- This means that it has reference to something to be done, i. e., either the performance or the omission of an act. - The reasoning process always ends in a judgment, but not always in a practical judgment. - Speculative judgment is an addition of a newly recognized truth. - Practical judgment is a judgment that commands, forbids, allows, or advises, according as it declares an individual act obligatory, prohibited, permissible, or prudent.

iii. Conscience is a judgment upon an individual act.

- It applies the general moral principle in individual action.

- Before action, conscience judges an act as good and to be performed (i.e., as something obligatory, advisable, or permissible), or as evil and to be omitted.

- After action, conscience is a judgment of approval or disapproval.

B. States of Conscience i. a. Correct or true- when it judges as good that which is really good, and as evil that which is really evil. - When it is not true it is erroneous.
b. Conscience that is erroneous without the knowledge or fault of the agent, is called invincibly erroneous or inculpably erroneous. - Conscience that is erroneous through the agents fault, is culpably erroneous.

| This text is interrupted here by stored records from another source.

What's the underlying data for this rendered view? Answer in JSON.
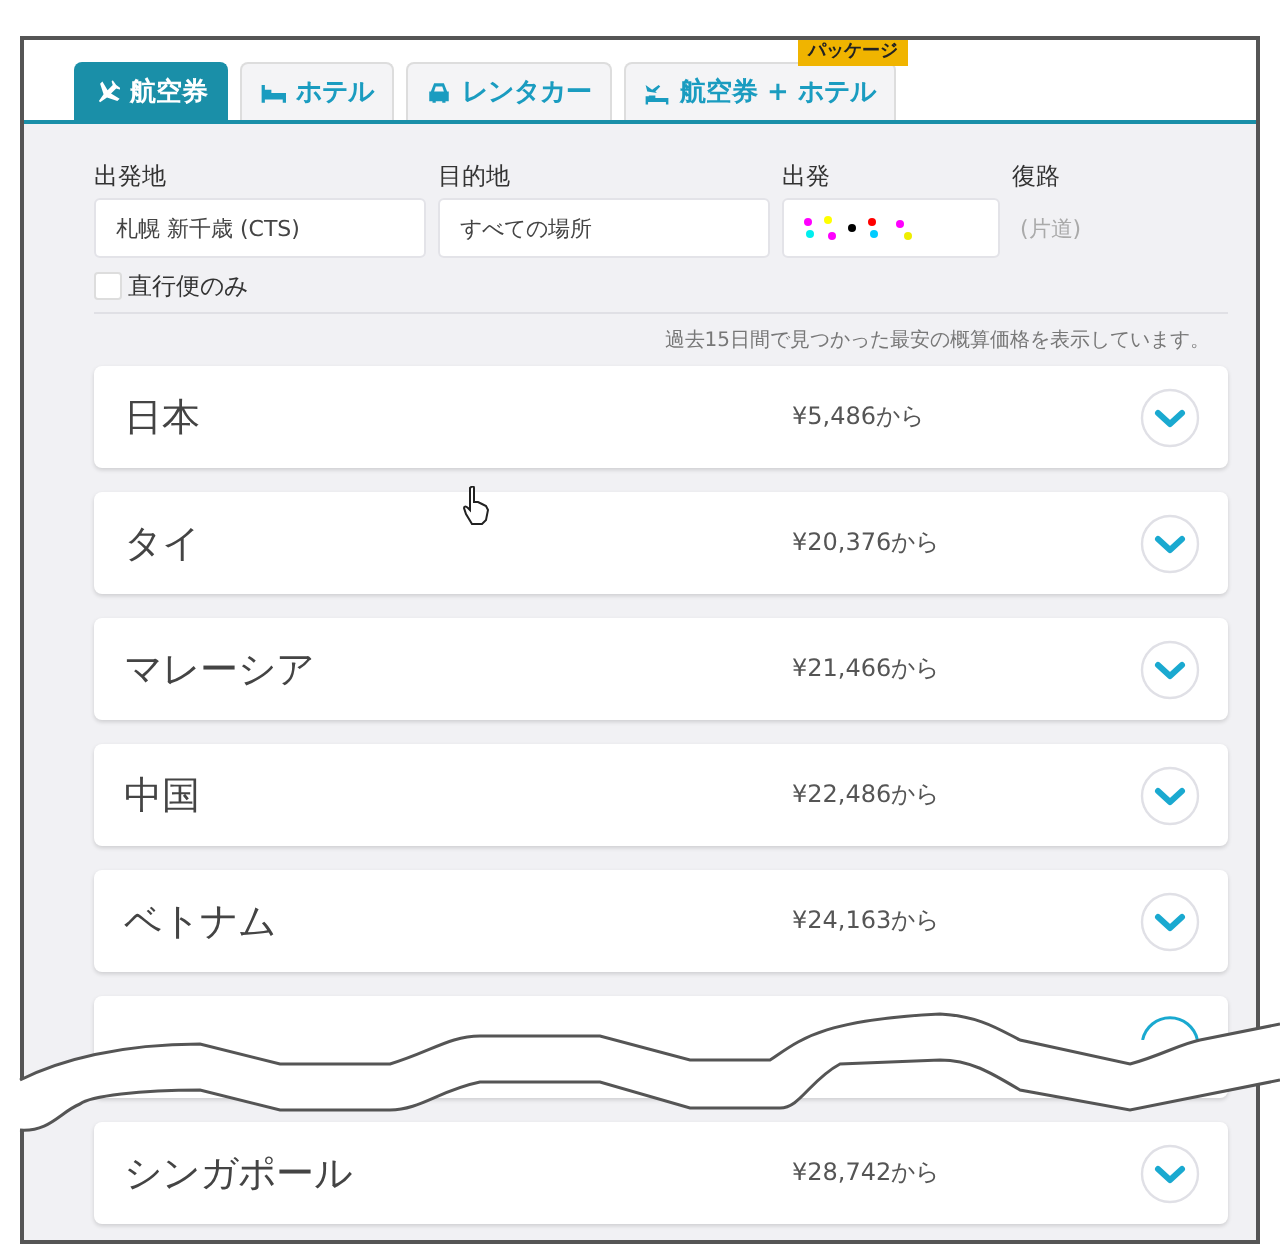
{
  "tabs": [
    {
      "label": "航空券",
      "selected": true
    },
    {
      "label": "ホテル",
      "selected": false
    },
    {
      "label": "レンタカー",
      "selected": false
    },
    {
      "label": "航空券 + ホテル",
      "selected": false,
      "badge": "パッケージ"
    }
  ],
  "search": {
    "fields": [
      {
        "label": "出発地",
        "kind": "text",
        "value": "札幌 新千歳 (CTS)"
      },
      {
        "label": "目的地",
        "kind": "text",
        "value": "すべての場所"
      },
      {
        "label": "出発",
        "kind": "blurred"
      },
      {
        "label": "復路",
        "kind": "bare",
        "placeholder": "(片道)"
      }
    ],
    "direct_only": {
      "label": "直行便のみ",
      "checked": false
    }
  },
  "notice": "過去15日間で見つかった最安の概算価格を表示しています。",
  "results": [
    {
      "kind": "card",
      "country": "日本",
      "price": "¥5,486から"
    },
    {
      "kind": "card",
      "country": "タイ",
      "price": "¥20,376から"
    },
    {
      "kind": "card",
      "country": "マレーシア",
      "price": "¥21,466から"
    },
    {
      "kind": "card",
      "country": "中国",
      "price": "¥22,486から"
    },
    {
      "kind": "card",
      "country": "ベトナム",
      "price": "¥24,163から"
    },
    {
      "kind": "torn"
    },
    {
      "kind": "card",
      "country": "シンガポール",
      "price": "¥28,742から"
    }
  ]
}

ii. a. Certain conscience- when conscience is an altogether firm and assured judgment, in which the agent has no fear whatever of being in error. b. Doubtful or dubious conscience- conscience that is not certain, that is hesitant, that is a judgment in which the agent is aware of possibility of error.
- If the doubt concerns the existence or applicability of a law or moral principle, it is called speculative. - But if the doubt concerns the lawfulness of an individual act to be performed or omitted, it is a practical doubt. - When conscience is doubtful, but grounded upon solid reasons, it is called probable conscience, and the agent is said to have a probable opinion.

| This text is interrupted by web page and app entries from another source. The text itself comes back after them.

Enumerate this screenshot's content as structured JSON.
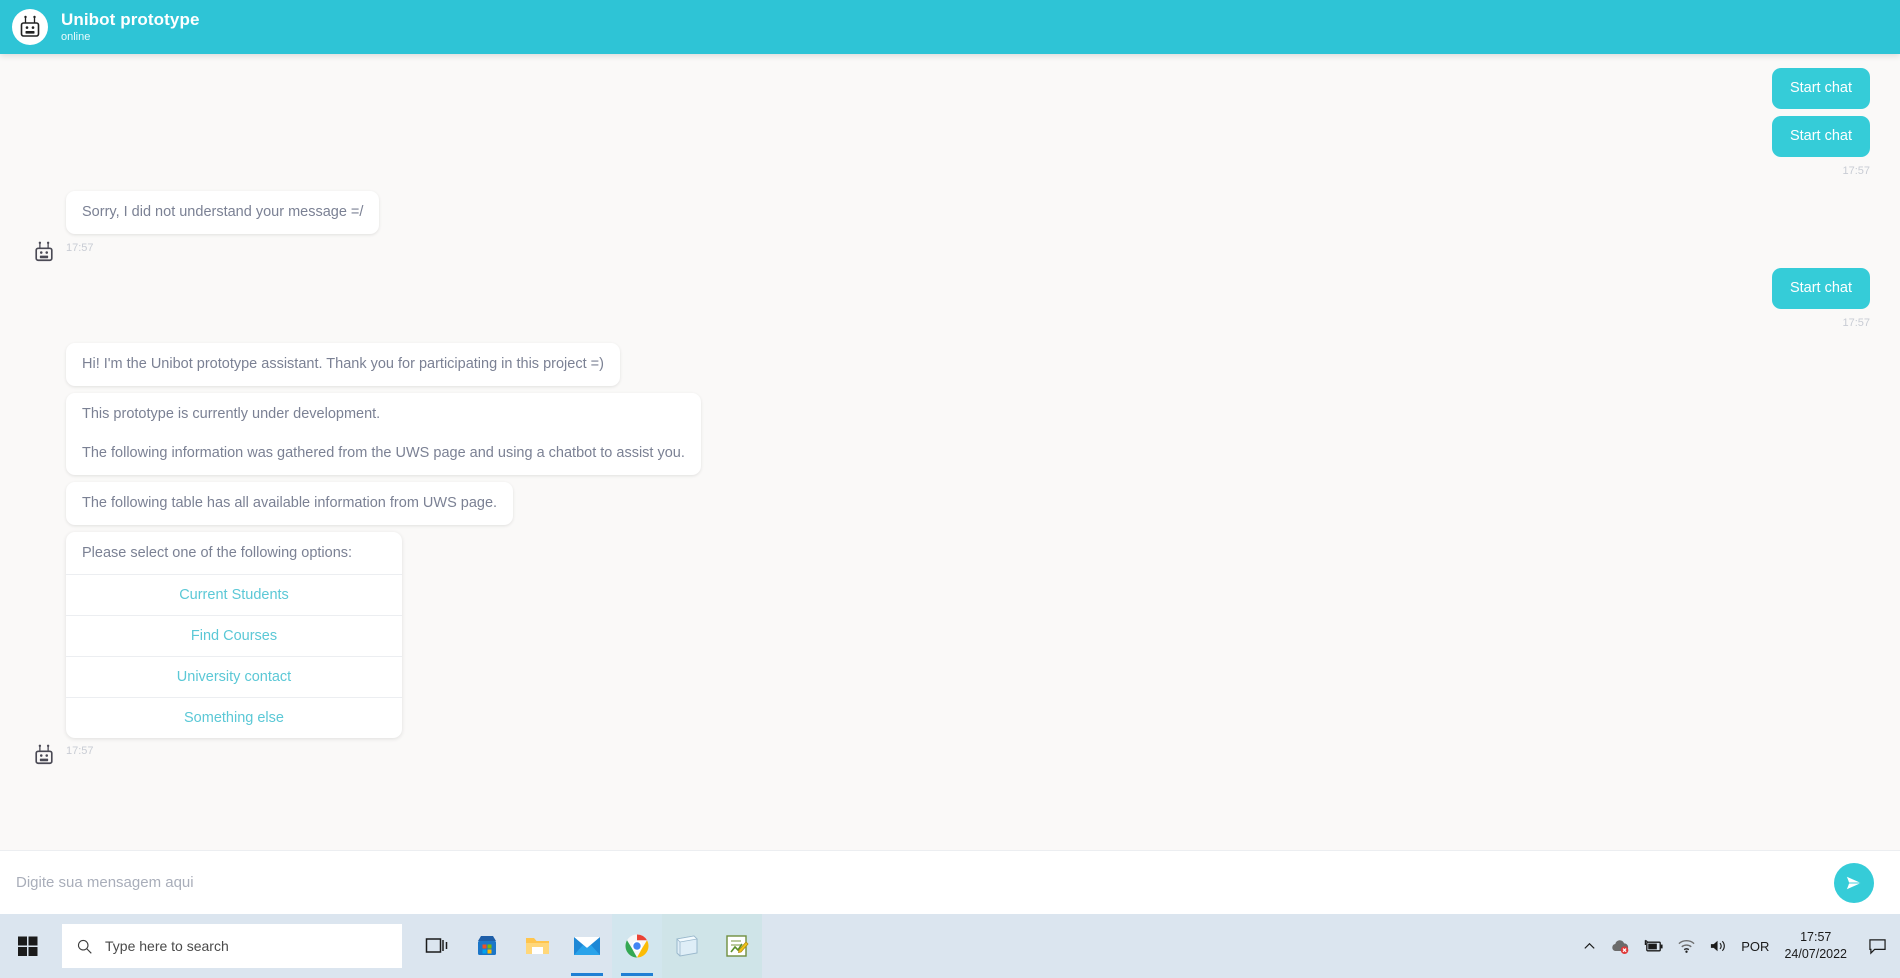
{
  "header": {
    "title": "Unibot prototype",
    "status": "online",
    "avatar_icon": "robot-icon",
    "bg_color": "#2ec4d6"
  },
  "conversation": [
    {
      "side": "user",
      "bubbles": [
        "Start chat",
        "Start chat"
      ],
      "time": "17:57"
    },
    {
      "side": "bot",
      "bubbles": [
        "Sorry, I did not understand your message =/"
      ],
      "time": "17:57"
    },
    {
      "side": "user",
      "bubbles": [
        "Start chat"
      ],
      "time": "17:57"
    }
  ],
  "bot_block": {
    "avatar_icon": "robot-icon",
    "bubble1": "Hi! I'm the Unibot prototype assistant. Thank you for participating in this project =)",
    "bubble2_line1": "This prototype is currently under development.",
    "bubble2_line2": "The following information was gathered from the UWS page and using a chatbot to assist you.",
    "bubble3": "The following table has all available information from UWS page.",
    "options_title": "Please select one of the following options:",
    "options": [
      "Current Students",
      "Find Courses",
      "University contact",
      "Something else"
    ],
    "time": "17:57"
  },
  "composer": {
    "placeholder": "Digite sua mensagem aqui",
    "value": "",
    "send_icon": "send-icon",
    "send_color": "#35ccd8"
  },
  "taskbar": {
    "start_icon": "windows-logo-icon",
    "search_placeholder": "Type here to search",
    "search_icon": "search-icon",
    "items": [
      {
        "name": "task-view",
        "icon": "task-view-icon"
      },
      {
        "name": "microsoft-store",
        "icon": "microsoft-store-icon"
      },
      {
        "name": "file-explorer",
        "icon": "folder-icon"
      },
      {
        "name": "mail",
        "icon": "mail-icon"
      },
      {
        "name": "google-chrome",
        "icon": "chrome-icon"
      },
      {
        "name": "notepad",
        "icon": "notepad-icon"
      },
      {
        "name": "editor",
        "icon": "editor-icon"
      }
    ],
    "tray": {
      "chevron": "chevron-up-icon",
      "onedrive": "cloud-error-icon",
      "battery": "battery-icon",
      "wifi": "wifi-icon",
      "volume": "volume-icon",
      "language": "POR",
      "time": "17:57",
      "date": "24/07/2022",
      "notifications": "notification-icon"
    }
  }
}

- When conscience is doubtful, but grounded upon solid reasons, it is called probable conscience, and the agent is said to have a probable opinion.

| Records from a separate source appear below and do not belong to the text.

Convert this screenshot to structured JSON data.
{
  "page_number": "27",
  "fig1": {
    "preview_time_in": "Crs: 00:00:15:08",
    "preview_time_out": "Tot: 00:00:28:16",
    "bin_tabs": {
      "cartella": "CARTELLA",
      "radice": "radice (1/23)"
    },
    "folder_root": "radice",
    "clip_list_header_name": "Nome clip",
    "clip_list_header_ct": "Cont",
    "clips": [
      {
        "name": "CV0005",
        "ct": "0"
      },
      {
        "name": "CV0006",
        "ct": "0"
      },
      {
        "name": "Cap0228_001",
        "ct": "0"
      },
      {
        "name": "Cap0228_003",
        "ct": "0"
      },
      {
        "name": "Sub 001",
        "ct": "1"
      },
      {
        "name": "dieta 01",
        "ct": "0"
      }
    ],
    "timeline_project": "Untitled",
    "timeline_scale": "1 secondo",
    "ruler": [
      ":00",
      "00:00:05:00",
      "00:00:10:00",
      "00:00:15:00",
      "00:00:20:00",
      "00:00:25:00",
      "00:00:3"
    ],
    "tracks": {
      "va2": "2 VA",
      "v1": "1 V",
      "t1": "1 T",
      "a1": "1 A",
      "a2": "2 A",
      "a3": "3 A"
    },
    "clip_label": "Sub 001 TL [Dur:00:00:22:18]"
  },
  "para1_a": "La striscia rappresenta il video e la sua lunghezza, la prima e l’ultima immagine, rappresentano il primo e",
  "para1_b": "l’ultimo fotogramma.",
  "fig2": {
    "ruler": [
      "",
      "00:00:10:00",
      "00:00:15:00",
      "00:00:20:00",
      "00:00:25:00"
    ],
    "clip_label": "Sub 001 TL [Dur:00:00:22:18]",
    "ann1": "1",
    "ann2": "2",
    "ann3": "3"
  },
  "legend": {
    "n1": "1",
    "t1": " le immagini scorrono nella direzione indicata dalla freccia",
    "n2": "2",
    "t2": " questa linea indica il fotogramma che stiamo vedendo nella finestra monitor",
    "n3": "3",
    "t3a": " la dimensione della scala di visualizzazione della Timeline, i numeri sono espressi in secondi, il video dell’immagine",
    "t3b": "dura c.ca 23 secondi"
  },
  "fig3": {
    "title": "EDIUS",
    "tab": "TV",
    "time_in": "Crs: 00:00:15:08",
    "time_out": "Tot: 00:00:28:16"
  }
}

C. Principles guiding Conscience

For the exercise of the prudential judgment of conscience, i.e., the application of the law (universal) to the individual human act (particular) taking into account the actual circumstances, the following principles can be stated:

1) Only the true and certain conscience is the right proximate rule of morality. If the conscience is erroneous and one realizes it, or one suspects that it is erroneous, one cannot follow it.

2) Man has the obligation, therefore, to make sure that his conscience is true, i.e. sufficiently formed and informed, educated, in agreement with reality. The means to achieve this are: religious and moral formation, the seeking of advice, prayerful meditation, upright intention, habitual examination of conscience, sincerity, humility.

3) Man has the obligation to follow not only his true conscience, but also his erroneous conscience if it is invincibly erroneous, i.e. if it is practically impossible for him to avoid the erroneous judgment: not of course if there is the slightest doubt or suspicion about it, in which case one cannot act until the truth has been clearly established, both about the law and about the facts. 4) It is not right to follow a culpably erroneous conscience or a doubtful conscience, if the doubt is based on serious reasons.

5) Doubts can be resolved by means of sincerity, upright intention, the desire to seek the Will of God in everything, and a sense of responsibility in consulting the right person, choosing what is safer, etc.

D. Conclusion

Thus, conscience is not a matter of feeling, but a judgment by the intelligence bearing on an individual human act and in the light of the principles and precepts of the moral law. It is a descent of the mind from the universal law to the particular case.

References: Christian Philosophy by Joseph M. De Torre Ethics by Rev. Msgr. Paul J. Glenn, PhD, STD www. Google.com